Mountain gorilla in Volcanoes National Park, Rwanda. © Art Wolfe/Mint Images/Getty
Mountain gorilla in Volcanoes National Park, Rwanda. © Art Wolfe/Mint Images/Getty

These Endangered primates are confined to small areas of Rwanda, Uganda and DRC, with numbers totalling 1,004. There are 12 habituated troops in Volcanoes. You can approach your designated group to within 7m.

2

Golden monkey Cercopithecus mitis kandti

Golden monkey eating bamboo leafs in the Volcanoes National Park, Rwanda. © Narvikk/Getty
Golden monkey eating bamboo leafs in the Volcanoes National Park, Rwanda. © Narvikk/Getty

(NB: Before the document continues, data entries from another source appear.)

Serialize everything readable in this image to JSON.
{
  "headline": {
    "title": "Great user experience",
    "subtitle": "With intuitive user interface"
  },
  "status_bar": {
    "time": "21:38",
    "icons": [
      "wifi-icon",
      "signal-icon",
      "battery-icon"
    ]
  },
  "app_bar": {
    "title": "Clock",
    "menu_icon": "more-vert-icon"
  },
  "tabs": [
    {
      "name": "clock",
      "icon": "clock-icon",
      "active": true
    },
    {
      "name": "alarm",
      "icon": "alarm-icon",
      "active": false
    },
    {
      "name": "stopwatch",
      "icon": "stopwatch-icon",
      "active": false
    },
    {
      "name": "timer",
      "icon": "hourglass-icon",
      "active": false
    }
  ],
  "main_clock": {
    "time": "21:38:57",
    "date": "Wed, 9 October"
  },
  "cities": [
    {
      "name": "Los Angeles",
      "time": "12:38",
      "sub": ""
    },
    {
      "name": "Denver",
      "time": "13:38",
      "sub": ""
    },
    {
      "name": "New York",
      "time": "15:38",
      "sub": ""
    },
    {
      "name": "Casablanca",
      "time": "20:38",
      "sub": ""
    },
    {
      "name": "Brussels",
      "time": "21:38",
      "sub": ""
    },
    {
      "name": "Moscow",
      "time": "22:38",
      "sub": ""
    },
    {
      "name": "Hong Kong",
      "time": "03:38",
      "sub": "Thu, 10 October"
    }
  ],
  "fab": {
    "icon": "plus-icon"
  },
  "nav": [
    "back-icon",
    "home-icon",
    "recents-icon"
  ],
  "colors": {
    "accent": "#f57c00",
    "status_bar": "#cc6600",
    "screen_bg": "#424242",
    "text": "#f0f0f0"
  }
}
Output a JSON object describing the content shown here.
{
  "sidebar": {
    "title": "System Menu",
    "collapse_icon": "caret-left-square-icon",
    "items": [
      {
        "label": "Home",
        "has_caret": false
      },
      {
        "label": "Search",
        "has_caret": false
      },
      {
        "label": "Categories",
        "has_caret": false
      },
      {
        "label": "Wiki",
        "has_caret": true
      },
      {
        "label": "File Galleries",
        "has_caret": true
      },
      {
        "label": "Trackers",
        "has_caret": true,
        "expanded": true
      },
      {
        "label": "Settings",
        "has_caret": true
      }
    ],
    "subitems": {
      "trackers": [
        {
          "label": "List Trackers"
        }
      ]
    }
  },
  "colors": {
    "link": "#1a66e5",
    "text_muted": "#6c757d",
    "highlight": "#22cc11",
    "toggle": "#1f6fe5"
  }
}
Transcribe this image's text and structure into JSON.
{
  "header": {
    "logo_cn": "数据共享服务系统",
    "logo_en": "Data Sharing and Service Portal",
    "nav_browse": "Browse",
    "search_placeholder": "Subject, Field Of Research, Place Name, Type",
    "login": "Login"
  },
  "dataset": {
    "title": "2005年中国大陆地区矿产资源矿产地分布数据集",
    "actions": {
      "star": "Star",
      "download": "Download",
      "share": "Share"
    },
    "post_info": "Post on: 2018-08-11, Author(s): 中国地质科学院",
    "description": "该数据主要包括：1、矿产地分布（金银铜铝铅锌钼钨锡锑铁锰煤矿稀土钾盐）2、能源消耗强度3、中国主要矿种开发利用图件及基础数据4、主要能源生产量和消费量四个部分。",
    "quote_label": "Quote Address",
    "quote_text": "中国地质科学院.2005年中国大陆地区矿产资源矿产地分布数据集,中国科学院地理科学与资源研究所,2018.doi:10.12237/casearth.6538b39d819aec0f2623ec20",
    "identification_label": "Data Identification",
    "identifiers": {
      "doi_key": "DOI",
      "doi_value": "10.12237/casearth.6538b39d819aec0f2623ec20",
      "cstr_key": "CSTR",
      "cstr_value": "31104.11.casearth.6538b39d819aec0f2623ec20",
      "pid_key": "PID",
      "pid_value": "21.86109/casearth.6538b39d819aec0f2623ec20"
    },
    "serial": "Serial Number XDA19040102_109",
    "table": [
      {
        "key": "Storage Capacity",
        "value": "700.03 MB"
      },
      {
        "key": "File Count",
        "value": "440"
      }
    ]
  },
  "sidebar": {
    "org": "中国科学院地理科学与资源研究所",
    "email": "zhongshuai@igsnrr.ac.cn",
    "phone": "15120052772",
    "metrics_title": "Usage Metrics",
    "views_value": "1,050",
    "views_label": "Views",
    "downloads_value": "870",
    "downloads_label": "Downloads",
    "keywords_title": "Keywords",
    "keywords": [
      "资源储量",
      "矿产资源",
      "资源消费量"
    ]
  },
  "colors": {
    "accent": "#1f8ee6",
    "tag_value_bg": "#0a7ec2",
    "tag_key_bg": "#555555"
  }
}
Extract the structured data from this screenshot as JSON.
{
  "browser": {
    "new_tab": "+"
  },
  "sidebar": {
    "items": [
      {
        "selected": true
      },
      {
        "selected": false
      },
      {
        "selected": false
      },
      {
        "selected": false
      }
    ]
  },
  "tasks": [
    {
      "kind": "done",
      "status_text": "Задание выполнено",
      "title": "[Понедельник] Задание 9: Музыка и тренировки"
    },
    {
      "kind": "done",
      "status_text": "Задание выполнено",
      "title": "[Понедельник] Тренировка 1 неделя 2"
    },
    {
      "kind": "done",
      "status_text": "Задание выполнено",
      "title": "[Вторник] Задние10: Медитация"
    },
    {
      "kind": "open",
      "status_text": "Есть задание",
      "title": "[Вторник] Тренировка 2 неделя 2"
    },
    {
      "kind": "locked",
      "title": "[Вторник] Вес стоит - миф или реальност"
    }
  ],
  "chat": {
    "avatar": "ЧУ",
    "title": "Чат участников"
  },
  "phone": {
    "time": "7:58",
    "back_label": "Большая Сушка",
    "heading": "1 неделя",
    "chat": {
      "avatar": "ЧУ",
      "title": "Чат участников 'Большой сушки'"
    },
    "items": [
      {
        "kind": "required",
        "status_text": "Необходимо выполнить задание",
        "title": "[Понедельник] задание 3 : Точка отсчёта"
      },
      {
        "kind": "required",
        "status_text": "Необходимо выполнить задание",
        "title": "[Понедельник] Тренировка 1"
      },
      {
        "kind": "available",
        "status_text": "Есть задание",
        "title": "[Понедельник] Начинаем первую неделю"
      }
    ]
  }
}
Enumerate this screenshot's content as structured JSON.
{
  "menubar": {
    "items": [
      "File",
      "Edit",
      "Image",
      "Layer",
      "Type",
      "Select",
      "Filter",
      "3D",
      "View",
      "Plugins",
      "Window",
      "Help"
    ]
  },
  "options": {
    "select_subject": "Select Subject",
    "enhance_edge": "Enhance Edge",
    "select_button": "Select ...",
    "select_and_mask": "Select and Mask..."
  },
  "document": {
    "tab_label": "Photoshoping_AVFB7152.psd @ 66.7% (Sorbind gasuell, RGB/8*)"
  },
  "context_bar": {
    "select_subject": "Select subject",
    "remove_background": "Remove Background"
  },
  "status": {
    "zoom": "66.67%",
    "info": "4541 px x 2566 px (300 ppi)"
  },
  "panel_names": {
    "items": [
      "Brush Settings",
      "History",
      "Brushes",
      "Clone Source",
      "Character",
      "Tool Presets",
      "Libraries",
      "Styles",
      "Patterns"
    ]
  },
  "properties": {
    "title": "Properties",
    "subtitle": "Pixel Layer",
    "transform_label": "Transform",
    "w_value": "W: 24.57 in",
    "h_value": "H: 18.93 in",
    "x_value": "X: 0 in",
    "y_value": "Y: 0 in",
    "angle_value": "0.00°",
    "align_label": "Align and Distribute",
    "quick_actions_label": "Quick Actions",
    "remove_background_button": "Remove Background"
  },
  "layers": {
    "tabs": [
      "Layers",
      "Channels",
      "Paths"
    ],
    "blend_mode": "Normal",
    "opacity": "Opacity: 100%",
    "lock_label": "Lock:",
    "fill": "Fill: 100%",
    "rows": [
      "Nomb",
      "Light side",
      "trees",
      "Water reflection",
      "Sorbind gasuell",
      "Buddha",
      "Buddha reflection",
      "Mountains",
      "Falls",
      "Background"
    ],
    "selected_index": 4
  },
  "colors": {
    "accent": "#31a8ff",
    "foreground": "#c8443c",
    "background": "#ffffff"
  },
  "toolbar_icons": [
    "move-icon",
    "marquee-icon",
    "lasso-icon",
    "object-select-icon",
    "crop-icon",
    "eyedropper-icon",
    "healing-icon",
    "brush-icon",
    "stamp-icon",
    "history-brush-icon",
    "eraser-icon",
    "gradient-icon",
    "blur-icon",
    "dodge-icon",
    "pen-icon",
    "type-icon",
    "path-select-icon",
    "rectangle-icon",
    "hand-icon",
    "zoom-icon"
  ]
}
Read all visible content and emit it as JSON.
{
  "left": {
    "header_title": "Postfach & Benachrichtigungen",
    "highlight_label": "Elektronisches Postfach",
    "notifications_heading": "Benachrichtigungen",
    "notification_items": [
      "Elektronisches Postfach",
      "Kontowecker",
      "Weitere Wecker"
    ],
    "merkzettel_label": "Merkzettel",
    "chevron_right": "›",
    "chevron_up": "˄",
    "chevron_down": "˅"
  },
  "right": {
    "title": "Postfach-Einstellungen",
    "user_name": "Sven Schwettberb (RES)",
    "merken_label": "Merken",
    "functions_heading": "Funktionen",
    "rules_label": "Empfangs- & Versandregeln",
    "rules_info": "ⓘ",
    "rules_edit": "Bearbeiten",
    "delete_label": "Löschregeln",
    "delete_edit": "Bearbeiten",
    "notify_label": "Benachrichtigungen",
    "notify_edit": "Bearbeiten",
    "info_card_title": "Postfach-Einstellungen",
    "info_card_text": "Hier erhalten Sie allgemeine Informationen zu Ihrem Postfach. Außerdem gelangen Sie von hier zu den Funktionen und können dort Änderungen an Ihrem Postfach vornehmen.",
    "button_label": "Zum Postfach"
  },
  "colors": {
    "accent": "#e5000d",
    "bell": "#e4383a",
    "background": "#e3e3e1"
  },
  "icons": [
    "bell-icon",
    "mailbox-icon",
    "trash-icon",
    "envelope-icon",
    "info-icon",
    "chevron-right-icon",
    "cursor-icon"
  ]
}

A subspecies of Sykes’ monkey, the golden monkey is now confined to the Virunga mountains, inhabiting bamboo forests below 3,000m. These lively  creatures are usually seen scampering from branch to branch; two troops are habituated.

3

Other highlights

African forest elephant in Lekoli River, Odzala-Kokoua National Park, Republic of the Congo. © Education Images/UIG/Getty Images
African forest elephant in Lekoli River, Odzala-Kokoua National Park, Republic of the Congo. © Education Images/UIG/Getty Images

Volcanoes is bird-rich, with endemics such as the Rwenzori double-collared sunbird Cinnyris stuhlmanni. Other mammals include the forest elephant, black fronted duiker and bushbuck.

Advertisement

You can also hike to Dian Fossey’s grave at Karisoke, her former scientific base.

Key facts

  • Area: 160 sqkm
  • Volcanoes: 5
  • Cost of gorilla permit: $1,500

When to go

The drier months (mid-December to February; June to September) are the most popular times for gorilla trekking as there is good hiking terrain in the forest.

Go there with

  • Expert Africa
  • NatureTrek
  • africatravel
  • Wildlife Worldwide

Mt. Bisoke in Volcanoes National Park, Rwanda. © Michael Cook/Altai World Photography/Getty